Flex Enterprise can be started independently of JEF services - neither needs to be started before the other. Flex Enterprise will be notified when the JEF Registry Service is running, and reports will be available on Action Plugins and their status.

Step 2: Creating the Action Configuration

In this section you will learn how to create configuration fields for action plugins.

Most of the plugins found in Ooyala Flex require you to populate configuration fields. In most cases, there are mandatory fields that must be filled out in order for the plugin to function correctly.
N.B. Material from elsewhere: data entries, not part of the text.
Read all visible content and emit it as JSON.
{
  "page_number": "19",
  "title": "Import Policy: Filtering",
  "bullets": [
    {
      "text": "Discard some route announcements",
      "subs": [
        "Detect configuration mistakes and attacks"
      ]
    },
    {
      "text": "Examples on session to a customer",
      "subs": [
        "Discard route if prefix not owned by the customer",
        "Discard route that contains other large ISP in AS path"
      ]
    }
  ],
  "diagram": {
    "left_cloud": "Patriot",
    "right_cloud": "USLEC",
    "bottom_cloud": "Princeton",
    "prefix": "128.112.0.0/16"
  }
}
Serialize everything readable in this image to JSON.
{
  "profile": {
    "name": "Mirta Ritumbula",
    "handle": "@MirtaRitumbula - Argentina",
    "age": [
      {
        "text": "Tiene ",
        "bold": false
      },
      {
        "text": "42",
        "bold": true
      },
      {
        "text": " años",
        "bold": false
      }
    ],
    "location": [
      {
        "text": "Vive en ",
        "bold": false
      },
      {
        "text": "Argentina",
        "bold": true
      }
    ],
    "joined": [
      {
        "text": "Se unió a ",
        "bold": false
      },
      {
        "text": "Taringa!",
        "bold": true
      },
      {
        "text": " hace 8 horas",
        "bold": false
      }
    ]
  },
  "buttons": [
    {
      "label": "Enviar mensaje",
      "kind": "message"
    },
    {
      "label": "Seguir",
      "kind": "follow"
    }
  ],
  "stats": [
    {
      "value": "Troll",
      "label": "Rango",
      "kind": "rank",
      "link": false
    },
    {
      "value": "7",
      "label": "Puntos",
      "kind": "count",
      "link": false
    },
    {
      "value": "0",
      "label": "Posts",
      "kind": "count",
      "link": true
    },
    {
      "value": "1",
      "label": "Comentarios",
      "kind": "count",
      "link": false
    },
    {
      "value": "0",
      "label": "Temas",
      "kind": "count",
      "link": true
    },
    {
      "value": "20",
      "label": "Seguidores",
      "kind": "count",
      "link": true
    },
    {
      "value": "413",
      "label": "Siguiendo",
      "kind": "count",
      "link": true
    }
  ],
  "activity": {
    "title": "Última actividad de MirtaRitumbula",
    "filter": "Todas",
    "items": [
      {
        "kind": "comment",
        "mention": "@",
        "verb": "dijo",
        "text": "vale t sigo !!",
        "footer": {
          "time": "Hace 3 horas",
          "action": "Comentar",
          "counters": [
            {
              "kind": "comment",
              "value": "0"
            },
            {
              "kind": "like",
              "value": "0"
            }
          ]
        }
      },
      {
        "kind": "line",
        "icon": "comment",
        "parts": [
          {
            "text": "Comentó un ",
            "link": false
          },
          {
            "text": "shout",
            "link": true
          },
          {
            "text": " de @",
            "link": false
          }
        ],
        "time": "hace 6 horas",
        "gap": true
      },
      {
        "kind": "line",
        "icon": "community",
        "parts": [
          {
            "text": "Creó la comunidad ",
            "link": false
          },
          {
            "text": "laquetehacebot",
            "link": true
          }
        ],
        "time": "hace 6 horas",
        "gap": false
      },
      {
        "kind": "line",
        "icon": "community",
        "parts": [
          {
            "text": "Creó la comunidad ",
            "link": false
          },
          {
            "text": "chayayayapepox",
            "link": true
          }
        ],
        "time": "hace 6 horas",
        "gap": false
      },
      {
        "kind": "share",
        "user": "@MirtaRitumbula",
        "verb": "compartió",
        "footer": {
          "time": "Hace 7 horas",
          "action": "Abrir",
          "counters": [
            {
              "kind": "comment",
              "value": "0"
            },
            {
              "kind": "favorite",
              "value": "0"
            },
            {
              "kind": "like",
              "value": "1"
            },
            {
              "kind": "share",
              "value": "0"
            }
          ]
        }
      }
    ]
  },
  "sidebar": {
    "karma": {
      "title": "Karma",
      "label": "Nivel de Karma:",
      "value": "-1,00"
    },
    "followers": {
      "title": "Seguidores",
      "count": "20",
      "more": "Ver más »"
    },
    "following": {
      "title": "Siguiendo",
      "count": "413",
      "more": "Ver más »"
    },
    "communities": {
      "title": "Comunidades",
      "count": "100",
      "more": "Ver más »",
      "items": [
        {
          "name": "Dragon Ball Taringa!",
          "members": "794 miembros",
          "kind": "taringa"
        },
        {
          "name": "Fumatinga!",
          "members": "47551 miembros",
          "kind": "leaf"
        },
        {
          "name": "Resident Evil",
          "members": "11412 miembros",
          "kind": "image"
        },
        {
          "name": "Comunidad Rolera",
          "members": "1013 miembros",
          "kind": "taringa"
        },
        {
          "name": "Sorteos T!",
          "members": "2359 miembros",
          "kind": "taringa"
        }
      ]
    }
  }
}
These are found under the Configuration tab when you view a plugin in the Ooyala Flex UI.

Example: Clicking the Configuration tab for a Send Email action in Ooyala Flex reveals a number of fields that are essential to the running of the plugin.

Defining the Action Configuration

Below we will look at what is required for each configuration field you wish to create.

To begin creating the configuration for the plugin, you must create a class that implements the following:

com.ooyala.flex.jobexecutor.model.action.ActionConfiguration.java

Example: You could create a “Send Email” action. This action could contain the following fields: Recipient's Email, Subject, and Message.

@Data
@Builder
@NoArgsConstructor
@AllArgsConstructor

@JsonInclude(JsonInclude.Include.ALWAYS)
@ActionPluginConfiguration(async = true, description = "Email details needed by the Notification-Email-Action")
public class EmailActionConfiguration implements ActionConfiguration {

    @ConfigField(
            displayName = "Recipent's Email",
            description = "Person to receive email",
            required = true)
    private String recipientEmail;

    @ConfigField(
            displayName = "Subject",
            description = "Email subject line",
            required = true)
    private String subject;

    @ConfigField(
            displayName = "Message",
            description = "Email's body",
            required = true)
    private String body;

}	

You can design the configuration of a plugin using the metadata annotations provided as part of JEF (these are effectively Ooyala Flex metadata definitions). These annotations provide solutions to define native, primitive, and complex fields.

Example: In a transcode plugin you might see a complex called “Destination”. Within the “Destination” complex you would find destination related fields such as: Folder Resource, VFSLocation, Protocol, Hostname, and so on.

Step 3: Creating an Action Executor

In this section you will learn how to create an action executor. An action executor is an abstract class that must be extended in order to process the action request. It takes an instance of the ActionConfiguration as a parameter, in order to expose the configuration of the action plugin at the moment of execution.

Note: The logic that is executed by the action executor must be written within the execute method.

Example:

@Override
    public ActionExecutorResponse execute() {

        log.info("JEF Example external email action started execution for job");
        EmailExternalActionConfiguration emailActionConfiguration = (EmailExternalActionConfiguration) actionConfiguration;

        ...

        // Sends email
        emailUtils.sendEmail(emailActionConfiguration.getRecipientEmail(), emailActionConfiguration.getSubject(),
                emailActionConfiguration.getBody());

        log.info("JEF Example external email action done");

        return new ActionExecutorResponse();
    }
https://help.ooyala.com/sites/all/libraries/dita/en/media-logistics/flex/dev/70/jef_programming_guide_getting_started.html